A couple of weeks back, a forum member on managed to solve one of the oldest sampling mysteries still out there: where did the bassline for “Shook Ones II” come from? Amazing, for fifteen years, no one had figured this out though that wasn’t for lack of trying. 1

I wrote up the story behind the find and the larger traditions of sample sourcing for the LA Times last week and it was an enjoyable travel back to an era where I was actively participating in sample sleuthing. By coincidence, I was hanging with Chris and Brendan, who run Piecelock 70, and Chris (aka Thes Ichi), was telling us about one of the more infamous stories from the sampling golden era and he was cool with me re-telling it here…

Back in the early ’90s, as much as the diggin’ in the crates ethic may have been promoted, many producers didn’t just rely on their parents’ record collection to find loops, they also depended on record dealers who began to get wise to how lucrative an LP with some good samples could be. 2 One guy in the mix was…let’s just call him BB. He used to sell several of the key producers from the era but while he might hep, say, Pete Rock to a hot new loop he discovered, BB wasn’t above sharing this same “exclusive” secret with several other cats, all in hopes of selling them the album at a mark up. According to BB, this practice became a bit awkward when he began touting around this song:

Milt Jackson with the Ray Brown Big Band: Enchanted Lady
From Memphis Jackson (Impulse!, 1970)

He shopped it to Pete Rock. And Large Professor. And De La Soul.3 And all three ended up using it around the same time: here, here and here. And all three, presumably, we were wondering why their peers just happened to be using the same damn song.

Now…as much as I would love to believe the story – and I’m not saying it’s not true – the main part where it breaks down is the fact that Pete Rock used the loop twice on The Main Ingredient4 but that album is from 1994 whereas all the other uses of “Enchanted Lady” show up two years later. What could be possible is that BB hit off all these guys at the same time but Pete was the first to be able to use it on a release whereas LP was probably caught up in Geffen drama and De La wasn’t likely to release another album in ’94 having just put out Buhloone Mindstate the year before.5

If we’re going to play a game of “who flipped it better?”, I’m kind of stuck here. “Escape” is my favorite song of the batch, but not necessarily strictly for the sample. I think Large Pro went the furthest in really highlighting the original but I’ve never been a huge fan of that single. And I do like the melancholy of “Dinninit.”

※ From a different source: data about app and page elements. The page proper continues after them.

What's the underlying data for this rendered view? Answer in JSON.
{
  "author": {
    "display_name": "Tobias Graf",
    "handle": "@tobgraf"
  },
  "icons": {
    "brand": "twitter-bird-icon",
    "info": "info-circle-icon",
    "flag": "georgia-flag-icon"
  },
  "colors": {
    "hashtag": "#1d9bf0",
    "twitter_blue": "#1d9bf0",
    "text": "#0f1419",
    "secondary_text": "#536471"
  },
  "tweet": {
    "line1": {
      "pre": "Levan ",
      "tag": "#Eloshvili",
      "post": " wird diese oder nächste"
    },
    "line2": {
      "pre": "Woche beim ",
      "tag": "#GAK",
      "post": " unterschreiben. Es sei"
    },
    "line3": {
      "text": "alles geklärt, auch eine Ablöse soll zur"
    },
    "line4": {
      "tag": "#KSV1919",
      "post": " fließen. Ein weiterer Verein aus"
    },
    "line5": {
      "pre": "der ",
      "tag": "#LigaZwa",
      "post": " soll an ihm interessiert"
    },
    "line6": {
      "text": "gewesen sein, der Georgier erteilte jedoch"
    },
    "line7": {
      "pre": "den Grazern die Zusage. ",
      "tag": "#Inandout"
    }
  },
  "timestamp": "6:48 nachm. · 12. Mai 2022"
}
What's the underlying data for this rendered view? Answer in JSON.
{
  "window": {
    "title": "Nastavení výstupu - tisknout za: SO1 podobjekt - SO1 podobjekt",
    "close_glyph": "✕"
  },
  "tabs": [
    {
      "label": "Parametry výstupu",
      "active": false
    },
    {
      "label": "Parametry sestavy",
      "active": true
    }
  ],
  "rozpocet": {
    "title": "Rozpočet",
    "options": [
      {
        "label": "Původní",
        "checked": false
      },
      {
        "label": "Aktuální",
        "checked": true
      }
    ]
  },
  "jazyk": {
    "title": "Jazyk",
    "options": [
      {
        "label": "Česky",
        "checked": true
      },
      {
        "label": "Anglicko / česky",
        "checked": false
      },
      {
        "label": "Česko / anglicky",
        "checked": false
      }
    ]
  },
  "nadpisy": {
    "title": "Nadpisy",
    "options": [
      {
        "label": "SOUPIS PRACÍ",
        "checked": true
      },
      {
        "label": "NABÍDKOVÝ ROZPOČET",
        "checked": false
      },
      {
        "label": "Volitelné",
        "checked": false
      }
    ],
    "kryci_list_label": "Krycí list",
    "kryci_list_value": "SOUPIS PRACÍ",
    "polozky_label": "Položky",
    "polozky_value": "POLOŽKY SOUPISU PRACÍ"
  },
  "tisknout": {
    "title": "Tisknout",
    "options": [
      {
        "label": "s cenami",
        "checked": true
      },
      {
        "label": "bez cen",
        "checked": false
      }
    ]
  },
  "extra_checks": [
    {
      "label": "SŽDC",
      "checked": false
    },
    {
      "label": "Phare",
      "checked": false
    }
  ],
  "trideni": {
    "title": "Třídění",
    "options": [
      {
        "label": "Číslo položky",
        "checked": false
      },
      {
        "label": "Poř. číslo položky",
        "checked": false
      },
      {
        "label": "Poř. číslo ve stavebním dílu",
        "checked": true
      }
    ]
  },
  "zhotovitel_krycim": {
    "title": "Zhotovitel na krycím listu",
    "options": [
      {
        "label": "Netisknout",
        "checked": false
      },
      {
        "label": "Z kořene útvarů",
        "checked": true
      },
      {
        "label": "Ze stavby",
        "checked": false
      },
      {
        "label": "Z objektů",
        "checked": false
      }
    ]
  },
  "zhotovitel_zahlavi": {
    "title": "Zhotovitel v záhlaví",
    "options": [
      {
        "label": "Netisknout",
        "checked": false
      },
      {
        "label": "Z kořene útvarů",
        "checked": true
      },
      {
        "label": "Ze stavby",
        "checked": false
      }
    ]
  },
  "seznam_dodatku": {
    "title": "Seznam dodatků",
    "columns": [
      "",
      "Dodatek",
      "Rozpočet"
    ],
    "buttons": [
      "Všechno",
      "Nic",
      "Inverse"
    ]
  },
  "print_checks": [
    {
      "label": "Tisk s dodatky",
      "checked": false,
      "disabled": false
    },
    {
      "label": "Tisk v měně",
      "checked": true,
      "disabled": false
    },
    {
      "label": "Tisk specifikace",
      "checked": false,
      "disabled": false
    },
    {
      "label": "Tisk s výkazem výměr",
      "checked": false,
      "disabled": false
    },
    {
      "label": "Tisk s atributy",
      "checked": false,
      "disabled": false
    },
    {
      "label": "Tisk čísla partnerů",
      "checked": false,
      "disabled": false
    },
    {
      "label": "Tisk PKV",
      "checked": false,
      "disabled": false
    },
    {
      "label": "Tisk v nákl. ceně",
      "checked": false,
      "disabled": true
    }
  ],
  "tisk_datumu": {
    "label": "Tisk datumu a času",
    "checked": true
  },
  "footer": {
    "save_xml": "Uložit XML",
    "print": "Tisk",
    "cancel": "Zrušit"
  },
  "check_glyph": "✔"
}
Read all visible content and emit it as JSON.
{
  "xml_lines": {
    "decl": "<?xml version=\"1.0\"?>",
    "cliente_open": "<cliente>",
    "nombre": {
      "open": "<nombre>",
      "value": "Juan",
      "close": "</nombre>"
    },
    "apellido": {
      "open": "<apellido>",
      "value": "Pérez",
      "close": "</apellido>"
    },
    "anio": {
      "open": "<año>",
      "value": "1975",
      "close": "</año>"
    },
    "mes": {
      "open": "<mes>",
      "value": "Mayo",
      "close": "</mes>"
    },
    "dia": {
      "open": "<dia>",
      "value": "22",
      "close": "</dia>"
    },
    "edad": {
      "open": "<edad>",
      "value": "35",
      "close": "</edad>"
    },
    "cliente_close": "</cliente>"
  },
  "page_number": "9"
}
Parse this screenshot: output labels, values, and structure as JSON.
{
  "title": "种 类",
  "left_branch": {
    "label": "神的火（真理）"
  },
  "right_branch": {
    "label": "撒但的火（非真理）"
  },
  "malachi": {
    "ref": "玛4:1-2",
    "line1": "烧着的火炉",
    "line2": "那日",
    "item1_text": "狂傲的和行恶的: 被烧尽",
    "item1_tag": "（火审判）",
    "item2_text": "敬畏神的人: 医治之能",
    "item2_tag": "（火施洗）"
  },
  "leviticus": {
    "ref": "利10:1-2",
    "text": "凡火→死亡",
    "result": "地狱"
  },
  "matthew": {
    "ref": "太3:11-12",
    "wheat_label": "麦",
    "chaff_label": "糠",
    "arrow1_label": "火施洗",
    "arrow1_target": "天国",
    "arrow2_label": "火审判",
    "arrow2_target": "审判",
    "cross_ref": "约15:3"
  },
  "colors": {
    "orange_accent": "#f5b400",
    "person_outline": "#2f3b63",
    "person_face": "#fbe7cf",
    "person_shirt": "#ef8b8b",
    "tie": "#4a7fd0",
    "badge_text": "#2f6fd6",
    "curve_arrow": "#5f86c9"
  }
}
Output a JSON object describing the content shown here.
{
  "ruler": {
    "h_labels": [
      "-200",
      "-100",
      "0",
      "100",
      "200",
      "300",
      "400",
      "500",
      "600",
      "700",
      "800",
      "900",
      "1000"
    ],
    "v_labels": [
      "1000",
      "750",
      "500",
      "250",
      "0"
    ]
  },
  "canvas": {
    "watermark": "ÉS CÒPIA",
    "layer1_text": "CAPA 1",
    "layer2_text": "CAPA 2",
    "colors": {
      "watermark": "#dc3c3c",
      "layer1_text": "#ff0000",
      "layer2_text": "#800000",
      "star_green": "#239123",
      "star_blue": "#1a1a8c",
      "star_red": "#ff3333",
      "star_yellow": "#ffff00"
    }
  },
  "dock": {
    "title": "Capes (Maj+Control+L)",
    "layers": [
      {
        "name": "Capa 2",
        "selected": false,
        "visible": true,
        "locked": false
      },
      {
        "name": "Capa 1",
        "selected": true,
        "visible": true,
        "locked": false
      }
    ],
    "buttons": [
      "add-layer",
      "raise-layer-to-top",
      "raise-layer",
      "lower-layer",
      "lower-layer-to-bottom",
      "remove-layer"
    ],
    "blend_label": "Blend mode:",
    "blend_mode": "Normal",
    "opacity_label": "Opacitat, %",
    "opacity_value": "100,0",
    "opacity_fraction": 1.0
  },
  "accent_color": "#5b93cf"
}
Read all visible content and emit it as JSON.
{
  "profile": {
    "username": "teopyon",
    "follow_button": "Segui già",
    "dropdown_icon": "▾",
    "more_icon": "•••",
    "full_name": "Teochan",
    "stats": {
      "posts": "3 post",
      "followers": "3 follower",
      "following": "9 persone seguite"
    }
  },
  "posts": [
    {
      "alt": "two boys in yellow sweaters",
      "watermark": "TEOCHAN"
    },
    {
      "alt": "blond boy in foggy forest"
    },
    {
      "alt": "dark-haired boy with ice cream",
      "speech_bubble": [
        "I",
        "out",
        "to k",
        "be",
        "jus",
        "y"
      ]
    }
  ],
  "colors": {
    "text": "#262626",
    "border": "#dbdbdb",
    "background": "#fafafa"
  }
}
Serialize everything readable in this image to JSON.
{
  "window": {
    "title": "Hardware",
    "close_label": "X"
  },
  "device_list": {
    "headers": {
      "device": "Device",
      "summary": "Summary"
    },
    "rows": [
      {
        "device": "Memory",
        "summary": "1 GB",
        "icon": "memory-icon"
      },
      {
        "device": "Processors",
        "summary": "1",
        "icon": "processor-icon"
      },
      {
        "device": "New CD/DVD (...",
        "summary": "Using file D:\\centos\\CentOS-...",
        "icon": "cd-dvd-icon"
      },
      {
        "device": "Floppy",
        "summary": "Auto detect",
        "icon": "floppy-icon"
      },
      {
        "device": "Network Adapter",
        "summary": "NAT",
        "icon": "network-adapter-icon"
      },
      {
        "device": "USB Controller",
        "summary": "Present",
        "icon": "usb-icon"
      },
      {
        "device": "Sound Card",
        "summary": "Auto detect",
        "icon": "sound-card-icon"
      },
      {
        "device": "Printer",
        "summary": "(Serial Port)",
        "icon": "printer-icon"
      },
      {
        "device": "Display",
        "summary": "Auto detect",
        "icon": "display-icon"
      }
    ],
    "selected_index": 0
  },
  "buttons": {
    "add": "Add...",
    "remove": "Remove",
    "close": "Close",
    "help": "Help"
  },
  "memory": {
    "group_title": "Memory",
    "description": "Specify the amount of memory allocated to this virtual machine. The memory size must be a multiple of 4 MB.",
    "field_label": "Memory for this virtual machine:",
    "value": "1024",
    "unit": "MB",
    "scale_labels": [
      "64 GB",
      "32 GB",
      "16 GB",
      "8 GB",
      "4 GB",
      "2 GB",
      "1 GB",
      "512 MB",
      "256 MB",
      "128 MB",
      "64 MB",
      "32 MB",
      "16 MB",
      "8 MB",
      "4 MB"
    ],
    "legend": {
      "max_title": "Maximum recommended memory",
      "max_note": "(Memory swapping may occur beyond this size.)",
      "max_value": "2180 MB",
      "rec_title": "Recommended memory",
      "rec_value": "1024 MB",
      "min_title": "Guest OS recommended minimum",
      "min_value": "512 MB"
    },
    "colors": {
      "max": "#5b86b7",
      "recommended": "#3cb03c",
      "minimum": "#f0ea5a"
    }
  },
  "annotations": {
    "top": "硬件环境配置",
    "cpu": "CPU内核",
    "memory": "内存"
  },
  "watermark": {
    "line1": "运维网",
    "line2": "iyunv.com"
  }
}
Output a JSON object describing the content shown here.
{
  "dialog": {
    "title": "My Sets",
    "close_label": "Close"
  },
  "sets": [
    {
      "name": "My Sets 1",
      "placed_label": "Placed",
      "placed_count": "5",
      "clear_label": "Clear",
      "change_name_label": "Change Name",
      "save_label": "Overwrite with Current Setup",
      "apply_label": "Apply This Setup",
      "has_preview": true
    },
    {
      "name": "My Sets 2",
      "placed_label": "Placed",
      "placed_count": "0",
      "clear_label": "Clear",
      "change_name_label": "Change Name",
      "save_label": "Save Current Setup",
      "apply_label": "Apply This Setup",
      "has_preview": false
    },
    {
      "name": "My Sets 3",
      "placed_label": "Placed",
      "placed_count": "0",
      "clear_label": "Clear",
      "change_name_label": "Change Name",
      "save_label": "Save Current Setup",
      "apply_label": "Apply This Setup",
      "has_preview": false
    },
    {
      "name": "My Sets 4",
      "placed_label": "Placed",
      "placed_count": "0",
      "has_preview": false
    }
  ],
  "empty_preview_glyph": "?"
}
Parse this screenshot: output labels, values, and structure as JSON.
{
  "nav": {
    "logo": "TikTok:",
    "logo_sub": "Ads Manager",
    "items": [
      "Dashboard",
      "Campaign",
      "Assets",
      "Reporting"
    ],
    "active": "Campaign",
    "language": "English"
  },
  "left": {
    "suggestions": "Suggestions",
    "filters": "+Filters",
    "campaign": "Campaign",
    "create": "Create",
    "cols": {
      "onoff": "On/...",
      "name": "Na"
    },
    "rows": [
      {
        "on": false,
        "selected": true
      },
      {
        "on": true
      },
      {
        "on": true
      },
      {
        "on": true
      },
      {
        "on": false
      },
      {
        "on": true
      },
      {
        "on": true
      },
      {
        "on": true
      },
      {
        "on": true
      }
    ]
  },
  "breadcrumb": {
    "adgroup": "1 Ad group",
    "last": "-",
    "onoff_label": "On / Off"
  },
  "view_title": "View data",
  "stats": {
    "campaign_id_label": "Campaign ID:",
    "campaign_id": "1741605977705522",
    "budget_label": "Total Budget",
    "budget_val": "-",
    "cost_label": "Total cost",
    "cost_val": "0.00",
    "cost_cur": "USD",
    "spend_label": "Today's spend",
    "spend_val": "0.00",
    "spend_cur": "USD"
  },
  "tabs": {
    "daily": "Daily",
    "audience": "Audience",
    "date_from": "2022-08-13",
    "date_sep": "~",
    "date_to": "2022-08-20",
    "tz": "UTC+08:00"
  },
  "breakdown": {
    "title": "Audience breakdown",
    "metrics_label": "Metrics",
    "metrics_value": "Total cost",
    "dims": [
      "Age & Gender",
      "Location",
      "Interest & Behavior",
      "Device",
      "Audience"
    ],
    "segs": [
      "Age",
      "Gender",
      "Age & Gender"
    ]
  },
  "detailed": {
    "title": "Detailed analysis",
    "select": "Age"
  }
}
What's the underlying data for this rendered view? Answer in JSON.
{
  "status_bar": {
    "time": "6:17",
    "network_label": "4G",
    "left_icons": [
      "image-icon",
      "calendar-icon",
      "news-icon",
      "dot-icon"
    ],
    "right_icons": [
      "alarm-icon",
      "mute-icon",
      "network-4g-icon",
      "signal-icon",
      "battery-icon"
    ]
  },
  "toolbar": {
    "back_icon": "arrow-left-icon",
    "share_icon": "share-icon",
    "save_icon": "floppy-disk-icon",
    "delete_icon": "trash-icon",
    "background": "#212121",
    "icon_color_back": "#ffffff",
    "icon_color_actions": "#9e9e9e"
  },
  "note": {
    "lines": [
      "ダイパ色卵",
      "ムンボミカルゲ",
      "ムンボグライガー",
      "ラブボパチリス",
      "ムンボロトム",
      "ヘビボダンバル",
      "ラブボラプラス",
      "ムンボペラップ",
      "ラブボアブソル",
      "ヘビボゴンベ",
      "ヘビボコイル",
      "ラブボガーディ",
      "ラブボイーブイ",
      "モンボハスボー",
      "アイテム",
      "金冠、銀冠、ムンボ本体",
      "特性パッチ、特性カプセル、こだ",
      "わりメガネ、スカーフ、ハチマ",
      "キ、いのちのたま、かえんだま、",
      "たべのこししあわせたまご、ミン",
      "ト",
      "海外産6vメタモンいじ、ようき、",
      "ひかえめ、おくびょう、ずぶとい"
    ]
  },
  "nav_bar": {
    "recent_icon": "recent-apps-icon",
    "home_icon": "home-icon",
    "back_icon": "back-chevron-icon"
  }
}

  1. Hear the sampling/transformation process here.
  2. Read Wax Poetics’ story about the old Roosevelt Record shows, for example.
  3. Da Beatminerz too?
  4. Besides on “Escape,” it also powers “Carmel City“.
  5. In any case, I think Atlanta’s Spearhead X produced their song…another BB client?